Decompression sickness, usually afflicts scuba divers, or pilots and astronauts; in effect, any profession or activity in which the body is subjected to extreme differentiations in atmospheric pressure – transitions between pressures too rapidly, without allowing for a gradual equalization of pressure. Also known in scuba diving parlance as “the bends,” decompression sickness occurs when the body absorbs nitrogen through artificial breathing apparatuses like those used by pilots and divers while the level of atmospheric pressure is rapidly reduced, causing bubbles to form in the bloodstream as well as in human tissue. That is why scuba divers are trained to ascend to the surface slowly, in order to give their bodies time to adjust to the changes in pressure. Pilots, mainly military aviators flying high-performance fighter aircraft, wear pressure suits that automatically adjust the level of pressure on the individual’s body in accordance with his or her speed and maneuvering. As the aircraft is flown faster and faster, the pressure suit regulates the amount of pressure the pilot’s body absorbs, thereby helping him or her to retain consciousness when performing certain maneuvers.
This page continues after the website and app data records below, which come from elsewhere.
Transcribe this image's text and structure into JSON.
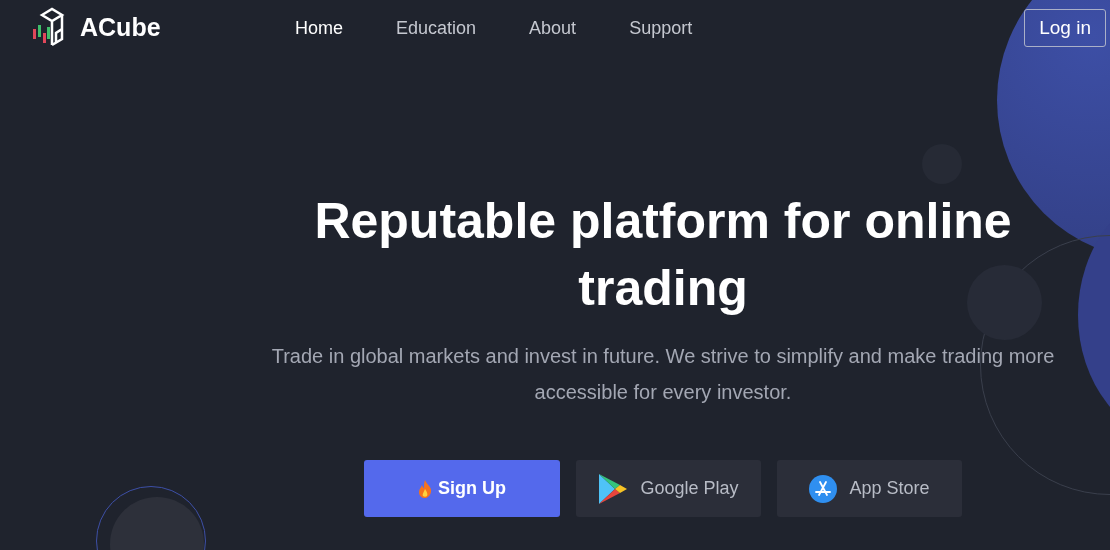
{
  "brand": {
    "name": "ACube"
  },
  "nav": [
    {
      "label": "Home",
      "selected": true
    },
    {
      "label": "Education",
      "selected": false
    },
    {
      "label": "About",
      "selected": false
    },
    {
      "label": "Support",
      "selected": false
    }
  ],
  "login": {
    "label": "Log in"
  },
  "hero": {
    "title": "Reputable platform for online trading",
    "subtitle": "Trade in global markets and invest in future. We strive to simplify and make trading more accessible for every investor."
  },
  "actions": [
    {
      "kind": "signup",
      "label": "Sign Up"
    },
    {
      "kind": "google",
      "label": "Google Play"
    },
    {
      "kind": "apple",
      "label": "App Store"
    }
  ]
}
Scuba divers, of course, cannot dive while wearing pressure suits (although deep-sea diving, which involves the use of a weighted suit tethered to a surface vessel with a long oxygen hose, does provide an apt parallel to flight), so they learn to regulate their airflow as necessary while being very careful not to ascend from deeper depths to the surface so fast that their bodies can’t adjust to the changes in pressure.
Decompression sickness is a disorder where nitrogen is dissolved in the blood and tissues of the body due to stronger pressures than the body is used to. During diving the air in the diving bottles gives a large amount of nitrogen due to the diver breathing air at a higher pressure that if they were at the surface of water. Altitude-induced decompression sickness is due to the same thing with nitrogen. The bubbles from the nitrogen are," due to exposure to low barometric pressures" causing mostly nitrogen to dissolve into the body.
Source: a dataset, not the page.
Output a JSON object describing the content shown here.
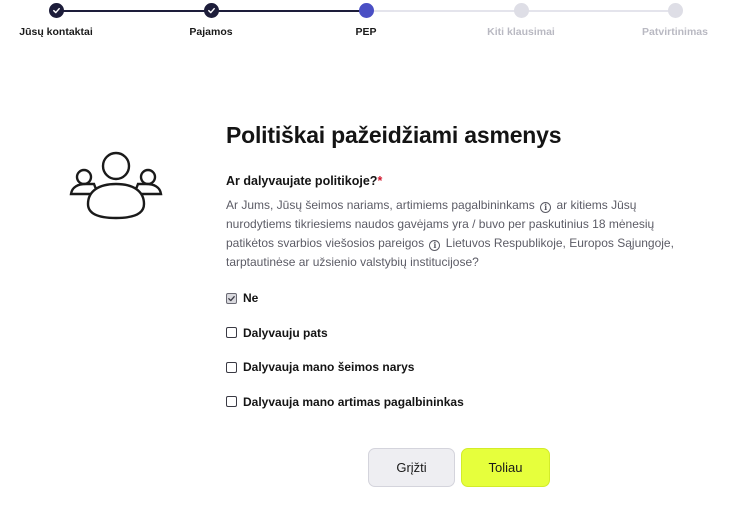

Ways to avoid decompression sickness are:
- Limiting the depth and duration of deep sea dives
- Following a standard diving guideline
- Avoiding diving if you are obese, pregnant, have heart or lung problems, or have had a recent joint or limb injury
- Avoiding excessive alcohol consumption within 24 hours before diving
- Avoiding flying within 24 hours after deep sea diving
- Avoiding repeated dives within a 12-hour period
- Avoiding flights in a nonpressurized aircraft